Using the data below, gather each line that includes the word "icon".

Start of Records shown

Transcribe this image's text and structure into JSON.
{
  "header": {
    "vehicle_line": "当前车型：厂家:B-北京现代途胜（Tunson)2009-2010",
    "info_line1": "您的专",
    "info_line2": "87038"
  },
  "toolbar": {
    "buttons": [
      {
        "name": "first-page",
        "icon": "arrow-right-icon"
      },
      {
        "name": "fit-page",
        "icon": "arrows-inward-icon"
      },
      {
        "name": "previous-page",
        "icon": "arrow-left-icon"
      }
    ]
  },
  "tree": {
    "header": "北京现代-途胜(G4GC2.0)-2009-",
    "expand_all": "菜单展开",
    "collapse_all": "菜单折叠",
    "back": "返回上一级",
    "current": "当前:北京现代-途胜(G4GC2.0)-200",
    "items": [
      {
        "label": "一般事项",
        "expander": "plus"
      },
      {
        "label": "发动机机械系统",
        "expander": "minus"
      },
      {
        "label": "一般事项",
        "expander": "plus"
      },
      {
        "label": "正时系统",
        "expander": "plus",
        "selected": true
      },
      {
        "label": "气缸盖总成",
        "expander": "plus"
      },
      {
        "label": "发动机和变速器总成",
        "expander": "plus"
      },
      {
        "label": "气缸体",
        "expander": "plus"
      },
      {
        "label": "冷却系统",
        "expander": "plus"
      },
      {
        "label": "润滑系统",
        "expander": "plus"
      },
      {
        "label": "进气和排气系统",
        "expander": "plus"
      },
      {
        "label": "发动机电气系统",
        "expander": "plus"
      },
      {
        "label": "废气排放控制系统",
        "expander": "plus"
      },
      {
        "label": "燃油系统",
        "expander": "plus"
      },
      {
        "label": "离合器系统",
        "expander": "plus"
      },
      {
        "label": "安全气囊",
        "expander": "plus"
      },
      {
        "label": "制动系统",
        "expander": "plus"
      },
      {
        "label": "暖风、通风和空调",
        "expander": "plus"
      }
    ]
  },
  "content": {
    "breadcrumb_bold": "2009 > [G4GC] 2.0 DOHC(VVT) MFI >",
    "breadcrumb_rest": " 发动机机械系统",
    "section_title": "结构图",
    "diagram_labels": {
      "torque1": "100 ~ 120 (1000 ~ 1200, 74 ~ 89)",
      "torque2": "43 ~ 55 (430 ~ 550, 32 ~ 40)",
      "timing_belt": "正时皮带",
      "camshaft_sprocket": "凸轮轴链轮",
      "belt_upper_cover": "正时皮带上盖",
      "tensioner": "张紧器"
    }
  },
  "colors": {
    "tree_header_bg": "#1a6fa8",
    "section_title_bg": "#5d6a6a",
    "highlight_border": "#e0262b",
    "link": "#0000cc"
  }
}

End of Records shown

Response below:
        "icon": "arrow-right-icon"
        "icon": "arrows-inward-icon"
        "icon": "arrow-left-icon"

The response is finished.